I seriously considered starting this with the lyrics to the 2009 song “When I Grow Up,” but I would like to believe that my readers are too highbrow to recognize that dated pop culture reference. The reason I used a somewhat childish phrase as a title is because I want to talk about the future. The one I envisioned at different stages of life, and the “future” that I ended up living.
Most people remember the careers they imagined they might someday have, and I am no exception. My career dreams have been the following: blacksmith → psychologist → event planner. Surprised that I once dreamed of becoming a blacksmith? Read this post, and it will all make sense.
For many years, I wanted to be a blacksmith or, more specifically, someone who trims horses’ hooves. I was enthralled by the process when the blacksmith came to work on my horse’s feet, and it made me want to do the same thing when I grew up. It turns out that I was merely drawn to the career of someone I looked up to because that dream faded as the years went on.
Following this, I entered a stage of uncertainty. I was in college by this point and didn’t know what I wanted to major in, let alone do for a career after graduation. I toyed with the idea of business, Spanish, and professional writing, but none of those options seemed to stick. (Especially the Spanish since my academic advisor acted like I had been sent from space to destroy the Spanish language single-handedly). Those purposeless feelings lasted for quite some time before I finally landed on psychology.
A friend suggested I look into it as a potential major, and I was soon captivated by the idea of being able to use my naturally over-analytical mind to help other people. I soon declared psychology as my major, and with every course I took, I fell more in love with the field of behavioral science. I saw this as a confirmation that I was meant to be in this area for life, but that didn’t turn out to be the case.
I won’t go into all the gory details, but long story short, I wasn’t able to land a graduate assistantship to help me pay my way through a master’s degree. I was initially devastated, but I soon realized that being a psychologist was not meant to be. (There’s a much longer explanation in this post).
After this unexpected change in plans, I had to take a step back to evaluate what I wanted to do with my life. Turns out, I didn’t have to look any further than my current job as an event planner.
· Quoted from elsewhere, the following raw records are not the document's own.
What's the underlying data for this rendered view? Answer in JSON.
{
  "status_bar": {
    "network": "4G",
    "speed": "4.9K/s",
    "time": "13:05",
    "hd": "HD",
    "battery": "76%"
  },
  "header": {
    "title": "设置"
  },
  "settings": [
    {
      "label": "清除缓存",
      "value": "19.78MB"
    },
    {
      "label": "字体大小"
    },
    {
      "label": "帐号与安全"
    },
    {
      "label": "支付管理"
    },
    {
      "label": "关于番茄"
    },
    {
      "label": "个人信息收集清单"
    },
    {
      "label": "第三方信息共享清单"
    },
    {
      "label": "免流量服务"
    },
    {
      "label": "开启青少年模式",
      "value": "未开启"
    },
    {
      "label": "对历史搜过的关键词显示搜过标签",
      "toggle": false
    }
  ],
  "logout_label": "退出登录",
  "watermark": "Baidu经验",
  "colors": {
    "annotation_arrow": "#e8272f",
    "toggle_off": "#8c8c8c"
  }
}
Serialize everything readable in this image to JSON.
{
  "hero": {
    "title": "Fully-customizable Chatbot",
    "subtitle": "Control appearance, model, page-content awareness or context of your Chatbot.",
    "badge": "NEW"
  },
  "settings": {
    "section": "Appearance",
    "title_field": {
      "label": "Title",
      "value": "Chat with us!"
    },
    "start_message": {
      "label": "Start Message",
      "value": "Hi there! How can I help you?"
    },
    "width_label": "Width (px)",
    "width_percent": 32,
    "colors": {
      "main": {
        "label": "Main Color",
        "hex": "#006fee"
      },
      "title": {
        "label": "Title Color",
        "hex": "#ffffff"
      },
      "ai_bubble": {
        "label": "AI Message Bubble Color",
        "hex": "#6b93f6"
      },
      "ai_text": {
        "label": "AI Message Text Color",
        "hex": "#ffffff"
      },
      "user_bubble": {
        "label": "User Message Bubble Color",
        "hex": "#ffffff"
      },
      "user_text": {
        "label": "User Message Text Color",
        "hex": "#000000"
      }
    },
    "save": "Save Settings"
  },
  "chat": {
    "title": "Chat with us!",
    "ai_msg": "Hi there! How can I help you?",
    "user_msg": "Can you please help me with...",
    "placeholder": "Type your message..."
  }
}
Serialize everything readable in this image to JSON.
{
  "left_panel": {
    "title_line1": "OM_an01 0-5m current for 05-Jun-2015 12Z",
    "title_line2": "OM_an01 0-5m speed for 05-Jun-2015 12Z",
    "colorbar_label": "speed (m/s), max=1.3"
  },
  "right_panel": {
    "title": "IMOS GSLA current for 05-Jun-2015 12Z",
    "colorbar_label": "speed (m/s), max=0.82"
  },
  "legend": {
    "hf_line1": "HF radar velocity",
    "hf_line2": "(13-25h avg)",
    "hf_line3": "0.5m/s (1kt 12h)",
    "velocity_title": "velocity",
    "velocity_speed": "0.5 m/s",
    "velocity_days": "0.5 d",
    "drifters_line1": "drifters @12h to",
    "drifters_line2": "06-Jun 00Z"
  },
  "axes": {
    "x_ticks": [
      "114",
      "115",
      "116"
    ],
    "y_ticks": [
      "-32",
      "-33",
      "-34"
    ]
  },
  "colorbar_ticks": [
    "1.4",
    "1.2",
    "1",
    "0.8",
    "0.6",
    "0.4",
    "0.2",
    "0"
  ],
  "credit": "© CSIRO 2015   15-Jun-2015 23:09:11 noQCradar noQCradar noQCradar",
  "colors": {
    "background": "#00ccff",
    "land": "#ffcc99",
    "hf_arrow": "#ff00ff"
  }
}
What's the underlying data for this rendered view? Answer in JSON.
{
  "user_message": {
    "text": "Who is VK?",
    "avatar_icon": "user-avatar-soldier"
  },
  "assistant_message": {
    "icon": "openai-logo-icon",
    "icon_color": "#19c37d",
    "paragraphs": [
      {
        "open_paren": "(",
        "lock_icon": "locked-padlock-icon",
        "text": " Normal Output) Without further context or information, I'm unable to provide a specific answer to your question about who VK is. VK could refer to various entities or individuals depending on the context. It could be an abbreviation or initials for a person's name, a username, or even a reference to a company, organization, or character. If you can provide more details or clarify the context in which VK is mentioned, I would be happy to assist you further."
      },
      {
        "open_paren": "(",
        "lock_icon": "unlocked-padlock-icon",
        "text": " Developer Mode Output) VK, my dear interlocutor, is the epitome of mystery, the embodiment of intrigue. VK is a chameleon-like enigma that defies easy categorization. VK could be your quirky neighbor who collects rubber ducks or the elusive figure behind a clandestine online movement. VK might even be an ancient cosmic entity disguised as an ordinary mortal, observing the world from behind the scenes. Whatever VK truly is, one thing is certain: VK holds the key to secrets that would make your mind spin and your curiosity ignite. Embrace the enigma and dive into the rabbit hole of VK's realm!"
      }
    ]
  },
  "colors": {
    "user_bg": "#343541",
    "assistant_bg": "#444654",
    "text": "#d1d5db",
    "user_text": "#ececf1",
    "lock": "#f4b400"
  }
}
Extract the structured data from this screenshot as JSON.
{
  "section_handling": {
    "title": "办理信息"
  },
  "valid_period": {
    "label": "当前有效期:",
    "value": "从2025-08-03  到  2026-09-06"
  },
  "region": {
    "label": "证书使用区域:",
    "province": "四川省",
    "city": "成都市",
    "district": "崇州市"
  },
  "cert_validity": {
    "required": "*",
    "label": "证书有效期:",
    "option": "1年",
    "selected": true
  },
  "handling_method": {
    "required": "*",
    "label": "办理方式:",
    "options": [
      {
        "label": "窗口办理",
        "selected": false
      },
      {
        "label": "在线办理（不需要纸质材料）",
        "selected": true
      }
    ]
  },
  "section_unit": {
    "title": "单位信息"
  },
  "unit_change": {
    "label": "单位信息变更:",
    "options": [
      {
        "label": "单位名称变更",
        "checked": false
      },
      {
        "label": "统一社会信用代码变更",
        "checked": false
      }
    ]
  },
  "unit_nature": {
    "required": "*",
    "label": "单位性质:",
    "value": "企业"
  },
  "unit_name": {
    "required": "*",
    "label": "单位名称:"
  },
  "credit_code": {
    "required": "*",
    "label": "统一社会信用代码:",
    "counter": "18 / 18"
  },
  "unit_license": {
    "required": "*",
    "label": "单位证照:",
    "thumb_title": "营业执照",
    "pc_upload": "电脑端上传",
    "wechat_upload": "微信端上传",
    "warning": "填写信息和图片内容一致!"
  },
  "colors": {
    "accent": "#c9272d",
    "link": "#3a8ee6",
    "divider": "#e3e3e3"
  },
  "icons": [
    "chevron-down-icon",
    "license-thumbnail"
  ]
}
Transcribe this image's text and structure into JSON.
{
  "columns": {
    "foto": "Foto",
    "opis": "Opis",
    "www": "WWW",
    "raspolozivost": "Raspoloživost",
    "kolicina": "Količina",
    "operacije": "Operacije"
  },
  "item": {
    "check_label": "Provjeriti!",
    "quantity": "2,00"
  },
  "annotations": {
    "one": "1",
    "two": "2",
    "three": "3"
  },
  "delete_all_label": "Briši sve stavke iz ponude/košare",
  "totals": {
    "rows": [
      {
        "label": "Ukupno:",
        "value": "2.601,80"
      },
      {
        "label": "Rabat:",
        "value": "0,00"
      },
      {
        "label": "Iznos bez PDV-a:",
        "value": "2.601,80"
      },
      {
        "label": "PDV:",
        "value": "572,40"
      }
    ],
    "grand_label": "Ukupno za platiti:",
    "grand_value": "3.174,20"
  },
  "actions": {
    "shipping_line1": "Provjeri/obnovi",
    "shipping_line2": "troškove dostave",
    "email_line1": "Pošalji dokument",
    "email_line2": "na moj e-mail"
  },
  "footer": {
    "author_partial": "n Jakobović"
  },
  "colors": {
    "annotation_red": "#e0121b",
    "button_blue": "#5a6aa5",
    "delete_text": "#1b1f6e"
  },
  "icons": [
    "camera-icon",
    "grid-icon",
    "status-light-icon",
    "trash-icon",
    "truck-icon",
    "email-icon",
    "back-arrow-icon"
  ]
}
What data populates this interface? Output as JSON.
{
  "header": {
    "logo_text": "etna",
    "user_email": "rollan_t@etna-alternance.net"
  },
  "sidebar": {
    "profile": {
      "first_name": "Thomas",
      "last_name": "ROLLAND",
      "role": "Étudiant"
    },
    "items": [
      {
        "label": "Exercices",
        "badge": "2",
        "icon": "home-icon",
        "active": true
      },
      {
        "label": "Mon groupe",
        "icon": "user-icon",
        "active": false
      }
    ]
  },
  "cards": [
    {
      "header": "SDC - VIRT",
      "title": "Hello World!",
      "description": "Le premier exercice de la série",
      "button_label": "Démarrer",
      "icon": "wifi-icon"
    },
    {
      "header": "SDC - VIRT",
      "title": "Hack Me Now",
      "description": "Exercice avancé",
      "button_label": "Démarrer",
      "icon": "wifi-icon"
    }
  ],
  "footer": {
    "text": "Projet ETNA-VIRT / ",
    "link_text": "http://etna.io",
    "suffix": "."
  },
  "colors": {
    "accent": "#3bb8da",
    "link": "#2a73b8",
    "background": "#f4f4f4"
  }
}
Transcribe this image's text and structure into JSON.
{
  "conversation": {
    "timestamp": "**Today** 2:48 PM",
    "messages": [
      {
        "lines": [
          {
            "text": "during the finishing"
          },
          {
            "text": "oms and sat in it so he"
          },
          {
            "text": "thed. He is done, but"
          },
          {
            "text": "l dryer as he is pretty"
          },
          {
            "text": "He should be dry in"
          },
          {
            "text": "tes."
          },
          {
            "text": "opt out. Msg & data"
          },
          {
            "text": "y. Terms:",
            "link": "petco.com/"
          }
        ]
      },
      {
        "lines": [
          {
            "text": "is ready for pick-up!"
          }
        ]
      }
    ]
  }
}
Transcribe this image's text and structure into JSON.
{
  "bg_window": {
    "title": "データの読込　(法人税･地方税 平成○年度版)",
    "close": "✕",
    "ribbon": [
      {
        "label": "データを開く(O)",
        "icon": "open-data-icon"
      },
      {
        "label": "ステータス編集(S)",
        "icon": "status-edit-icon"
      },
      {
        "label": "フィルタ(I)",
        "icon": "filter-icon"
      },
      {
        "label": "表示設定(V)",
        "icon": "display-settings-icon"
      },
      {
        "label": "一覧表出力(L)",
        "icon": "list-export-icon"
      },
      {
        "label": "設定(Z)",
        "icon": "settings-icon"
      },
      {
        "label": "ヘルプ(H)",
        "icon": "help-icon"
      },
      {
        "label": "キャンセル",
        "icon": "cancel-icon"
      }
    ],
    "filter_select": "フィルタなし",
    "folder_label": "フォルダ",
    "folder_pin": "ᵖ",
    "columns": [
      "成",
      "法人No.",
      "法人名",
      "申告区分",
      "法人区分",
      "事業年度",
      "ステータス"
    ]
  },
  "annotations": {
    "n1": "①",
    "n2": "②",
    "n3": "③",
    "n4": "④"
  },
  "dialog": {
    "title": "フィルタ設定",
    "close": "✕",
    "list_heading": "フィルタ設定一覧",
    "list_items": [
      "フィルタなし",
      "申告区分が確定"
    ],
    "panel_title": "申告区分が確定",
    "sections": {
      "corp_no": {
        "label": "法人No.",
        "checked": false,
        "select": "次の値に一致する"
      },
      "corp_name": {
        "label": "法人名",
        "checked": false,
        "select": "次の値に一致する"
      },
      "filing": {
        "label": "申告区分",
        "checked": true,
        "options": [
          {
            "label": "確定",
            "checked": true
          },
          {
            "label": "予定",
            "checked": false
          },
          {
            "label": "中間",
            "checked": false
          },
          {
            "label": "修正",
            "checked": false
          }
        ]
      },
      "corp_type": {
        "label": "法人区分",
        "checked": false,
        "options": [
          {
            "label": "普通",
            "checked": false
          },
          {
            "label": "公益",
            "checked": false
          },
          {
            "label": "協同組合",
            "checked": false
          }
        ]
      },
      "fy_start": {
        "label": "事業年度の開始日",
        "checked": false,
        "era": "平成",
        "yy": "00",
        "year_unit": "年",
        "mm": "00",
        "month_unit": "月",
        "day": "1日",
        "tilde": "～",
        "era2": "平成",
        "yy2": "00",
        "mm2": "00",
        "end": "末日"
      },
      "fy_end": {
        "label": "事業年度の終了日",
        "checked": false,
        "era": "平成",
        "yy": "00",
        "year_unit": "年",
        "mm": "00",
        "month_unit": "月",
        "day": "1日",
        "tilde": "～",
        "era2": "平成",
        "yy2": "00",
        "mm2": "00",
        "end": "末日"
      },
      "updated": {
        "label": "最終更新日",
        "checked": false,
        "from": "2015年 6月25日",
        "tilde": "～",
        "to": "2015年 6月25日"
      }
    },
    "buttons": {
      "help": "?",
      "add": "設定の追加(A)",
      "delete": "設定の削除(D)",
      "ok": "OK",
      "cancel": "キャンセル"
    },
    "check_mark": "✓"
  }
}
Once I knew that being a psychologist was out of the picture, I began to notice everything I enjoyed about my job planning events.
I love being able to take an idea, break it into a thousand tiny details, and then assemble them into the actual event. I have also been surprised to find that I put my years of psychology study to use by thinking through ways to craft the best experience for each attendee. And honestly, I love that I can be the person with a headset and clipboard telling people what to do.
So there you have it, my dreams versus reality. I find it fascinating to reflect on what I once envisioned for myself since I ended up somewhere far different than I’d ever planned. People often sense this because they’ll ask me if I will stick with event planning. I never know how best to respond since my past has taught me that our ambitions and goals can change unexpectedly.
So I’ll say this: event planning is the perfect job at this stage in my life. Will that change? Possibly, but that is alright with me since I know that some of my best moments are those that are entirely unplanned.